Note: Some citations in the text of this section are followed by a level of evidence. The PDQ editorial boards use a formal ranking system to help the reader judge the strength of evidence linked to the reported results of a therapeutic strategy. (Refer to the PDQ summary on Levels of Evidence for more information.)
Fighting colorectal cancer often requires a number of different treatments: chemotherapy, radiation, and surgery. No single doctor can handle all aspects of your treatment for colorectal cancer. Here's how to assemble a team of experts to help you.
Standard treatment for patients with colon cancer has been open surgical resection of the primary and regional lymph nodes for localized disease. The role of laparoscopic techniques [1,2,3,4] in the treatment of colon cancer has been examined in two studies. A multicenter, prospective, randomized, noninferiority trial (NCCTG-934653) compared laparoscopic-assisted colectomy (LAC) to open colectomy in 872 patients. At a median follow-up of 4.4 years, 3-year recurrence rates (16% LAC vs. 18% open colectomy; hazard ratio [HR] for recurrence = 0.86; 95% confidence interval [CI], 0.63-1.17; P = .32) and 3-year overall survival (OS) rates (86% LAC vs. 85% open colectomy; HR for death in LAC = 0.91; 95% CI, 0.68-1.21; P = .51) were similar in both groups for all stages of disease evaluated.[Level of evidence: 1iiA]. Tumor recurrence in surgical incisions was less than 1% for both groups. Decreased hospital stay (5 days LAC vs. 6 days open colectomy, P < .001) and decreased use of analgesics were reported in the LAC group. A 21% conversion rate from LAC to open procedure was shown. This study excluded patients with locally advanced disease, transverse colon and rectal tumor locations, and perforated lesions. Each of the 66 surgeons participating in the trial had performed at least 20 LACs and were accredited for study participation after independent videotape review assured appropriate oncologic and surgical principles were maintained. The quality-of-life component of this trial was published separately and minimal short-term quality-of-life benefits with LAC were reported.[Level of evidence: 1iiC] One small, single-institution randomized study of 219 patients showed that the LAC procedure was independently associated with reduced tumor recurrence on multivariate analysis.[Level of evidence: 1iiB] The role of sentinel lymph node mapping is also under clinical evaluation.[8,9]
Surgery is curative in 25% to 40% of highly selected patients who develop resectable metastases in the liver and lung. Improved surgical techniques and advances in preoperative imaging have allowed for better patient selection for resection.
The potential value of adjuvant chemotherapy for patients with stage II colon cancer is controversial. Pooled analyses and meta-analyses have suggested a 2% to 4% improvement in OS for patients treated with adjuvant fluorouracil (5-FU)-based therapy compared with observation.[10,11,12] (Refer to the section on Stage II Colon Cancer for more information.)

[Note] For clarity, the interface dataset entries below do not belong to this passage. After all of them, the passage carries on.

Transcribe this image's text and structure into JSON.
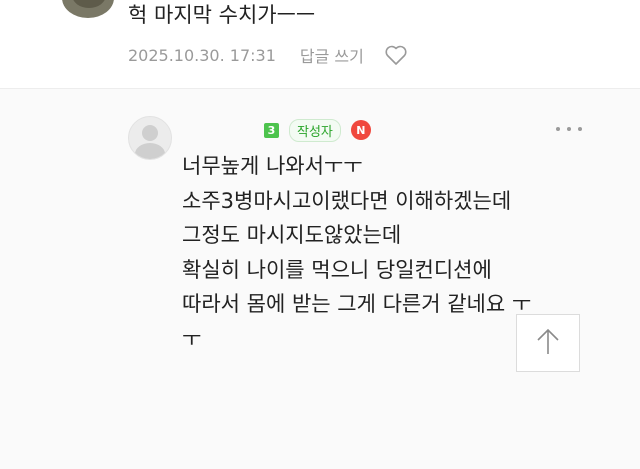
{
  "top_comment": {
    "text": "헉 마지막 수치가ㅡㅡ",
    "date": "2025.10.30. 17:31",
    "reply_label": "답글 쓰기"
  },
  "reply": {
    "author_level": "3",
    "writer_badge": "작성자",
    "n_badge": "N",
    "lines": [
      "너무높게 나와서ㅜㅜ",
      "소주3병마시고이랬다면 이해하겠는데",
      "그정도 마시지도않았는데",
      "확실히 나이를 먹으니 당일컨디션에",
      "따라서 몸에 받는 그게 다른거 같네요 ㅜ",
      "ㅜ"
    ]
  },
  "colors": {
    "meta_gray": "#9a9a9a",
    "level_green": "#4dc34d",
    "writer_green": "#2aa52a",
    "n_red": "#f0483e",
    "redaction_red": "#e8262c"
  },
  "icons": [
    "heart-icon",
    "more-icon",
    "arrow-up-icon",
    "default-avatar-icon"
  ]
}
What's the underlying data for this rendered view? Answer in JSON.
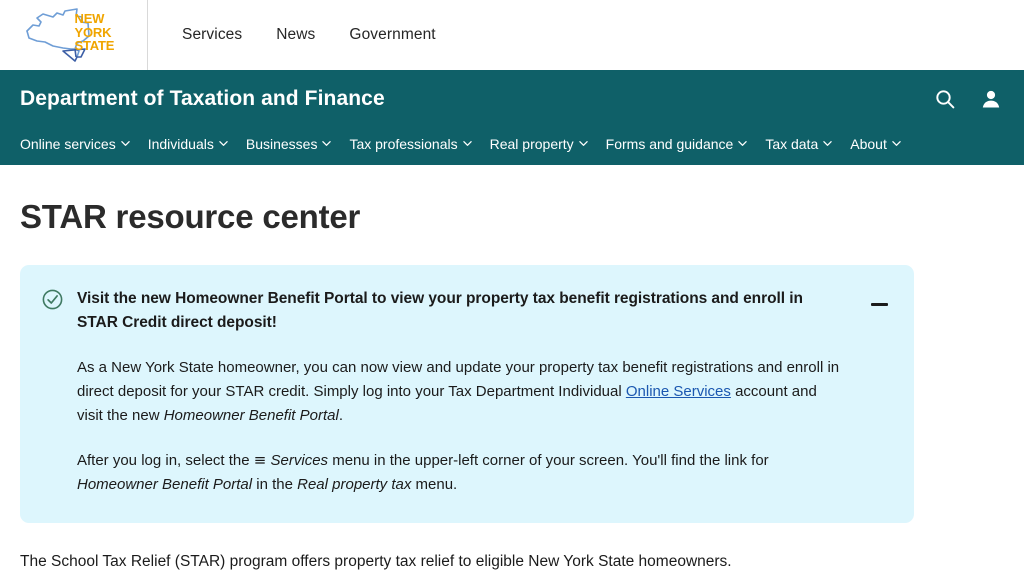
{
  "statebar": {
    "logo": {
      "line1": "NEW",
      "line2": "YORK",
      "line3": "STATE",
      "outline_color": "#4a72b8",
      "word_color": "#f0a500"
    },
    "links": [
      {
        "label": "Services"
      },
      {
        "label": "News"
      },
      {
        "label": "Government"
      }
    ]
  },
  "agency": {
    "title": "Department of Taxation and Finance",
    "bg_color": "#0f6068",
    "icons": [
      {
        "name": "search-icon",
        "label": "Search"
      },
      {
        "name": "account-icon",
        "label": "Account"
      }
    ],
    "nav": [
      {
        "label": "Online services",
        "has_chevron": true
      },
      {
        "label": "Individuals",
        "has_chevron": true
      },
      {
        "label": "Businesses",
        "has_chevron": true
      },
      {
        "label": "Tax professionals",
        "has_chevron": true
      },
      {
        "label": "Real property",
        "has_chevron": true
      },
      {
        "label": "Forms and guidance",
        "has_chevron": true
      },
      {
        "label": "Tax data",
        "has_chevron": true
      },
      {
        "label": "About",
        "has_chevron": true
      }
    ]
  },
  "main": {
    "page_title": "STAR resource center",
    "notice": {
      "bg_color": "#ddf6fd",
      "icon_color": "#3f7a62",
      "title": "Visit the new Homeowner Benefit Portal to view your property tax benefit registrations and enroll in STAR Credit direct deposit!",
      "collapse_label": "−",
      "paragraph1": {
        "part1": "As a New York State homeowner, you can now view and update your property tax benefit registrations and enroll in direct deposit for your STAR credit. Simply log into your Tax Department Individual ",
        "link_text": "Online Services",
        "part2": " account and visit the new ",
        "italic1": "Homeowner Benefit Portal",
        "part3": "."
      },
      "paragraph2": {
        "part1": "After you log in, select the ",
        "menu_glyph": "≡",
        "italic1": "Services",
        "part2": " menu in the upper-left corner of your screen. You'll find the link for ",
        "italic2": "Homeowner Benefit Portal",
        "part3": " in the ",
        "italic3": "Real property tax",
        "part4": " menu."
      },
      "link_color": "#1b57b0"
    },
    "intro_text": "The School Tax Relief (STAR) program offers property tax relief to eligible New York State homeowners."
  }
}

Prior to 2000, 5-FU was the only useful cytotoxic chemotherapy in the adjuvant setting for patients with stage III colon cancer. Since 2000, capecitabine has been established as an equivalent alternative to 5-FU and leucovorin. The addition of oxaliplatin to 5-FU and leucovorin has been shown to improve OS compared with 5-FU and leucovorin alone. (Refer to the sections on Stage III Colon Cancer and Stage IV and Recurrent Colon Cancer for more information.)